The availability and presentation of the data is seen as a particularly significant barrier to the wider use of PROMs results, with many finding the current published products difficult to access, interpret and act upon. The time taken to produce results is also recognised as a barrier to their use in service improvement.
Many identified the fact that PROMs are currently collected on paper as an issue. By making results available in real time, electronic collection could in principle facilitate many new uses of PROMs, while still ensuring that results can be reported at the national level.
Mixed views were expressed about the continuation of the existing PROMs programme, but the hip and knee replacement PROMs were broadly identified as providing useful data about different aspects of these treatments.
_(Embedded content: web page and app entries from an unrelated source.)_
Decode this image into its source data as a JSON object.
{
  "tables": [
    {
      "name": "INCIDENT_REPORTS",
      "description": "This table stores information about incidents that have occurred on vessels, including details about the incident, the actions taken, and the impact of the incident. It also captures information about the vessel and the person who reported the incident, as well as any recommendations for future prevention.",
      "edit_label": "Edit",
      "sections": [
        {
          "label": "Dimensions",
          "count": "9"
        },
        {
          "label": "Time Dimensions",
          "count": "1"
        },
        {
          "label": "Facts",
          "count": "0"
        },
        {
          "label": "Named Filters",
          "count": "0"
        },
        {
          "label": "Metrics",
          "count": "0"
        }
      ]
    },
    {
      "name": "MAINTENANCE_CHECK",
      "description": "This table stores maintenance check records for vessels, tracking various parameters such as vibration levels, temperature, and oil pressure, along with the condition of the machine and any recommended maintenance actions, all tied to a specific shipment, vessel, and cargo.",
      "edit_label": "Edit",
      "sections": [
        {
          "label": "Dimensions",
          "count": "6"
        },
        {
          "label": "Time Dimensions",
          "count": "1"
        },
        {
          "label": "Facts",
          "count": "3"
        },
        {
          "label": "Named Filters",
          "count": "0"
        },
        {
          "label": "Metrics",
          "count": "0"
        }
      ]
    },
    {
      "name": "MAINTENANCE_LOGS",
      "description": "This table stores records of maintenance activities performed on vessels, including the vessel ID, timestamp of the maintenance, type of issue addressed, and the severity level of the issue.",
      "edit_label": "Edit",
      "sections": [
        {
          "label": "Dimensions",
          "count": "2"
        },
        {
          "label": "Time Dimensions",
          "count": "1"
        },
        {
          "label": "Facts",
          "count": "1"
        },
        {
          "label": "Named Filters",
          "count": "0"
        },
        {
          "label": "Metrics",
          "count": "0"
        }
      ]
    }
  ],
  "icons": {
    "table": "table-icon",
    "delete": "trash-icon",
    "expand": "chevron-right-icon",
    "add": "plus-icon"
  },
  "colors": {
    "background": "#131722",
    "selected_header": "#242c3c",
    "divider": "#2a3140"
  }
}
The varicose vein and groin-hernia collections, by contrast, are overall viewed as less useful so we are removing the burden on NHS organisations of continuing to collect this data.
We have taken into account that:
Surgical treatment of varicose veins is currently much less frequent and the condition is usually not a major cause of patient debility;
Groin hernia surgery is offered mainly to reduce the risk of requiring emergency surgery, rather than to relieve symptoms, which are often relatively minimal. This, along with the fact that there is no condition-specific measure for groin-hernia surgery, means the existing PROM has limited value.
NHS England will continue with hip and knee surgery PROMs collections and is working with NHS Digital to make the national data on them easier to use as well as to provide a range of automated outputs that are tailored to the needs of trusts, CCGs and other users.
The mandatory varicose vein surgery and groin-hernia surgery national PROMs collections ended on 1st October, though providers who want to continue them as a local initiative can still do that.
The consultation has been really important in identifying the best ways to take this programme forward and we are very grateful to everyone who took the time to give their views and expertise.
- If you have any queries about the PROMs consultation or new processes, please email firstname.lastname@example.org.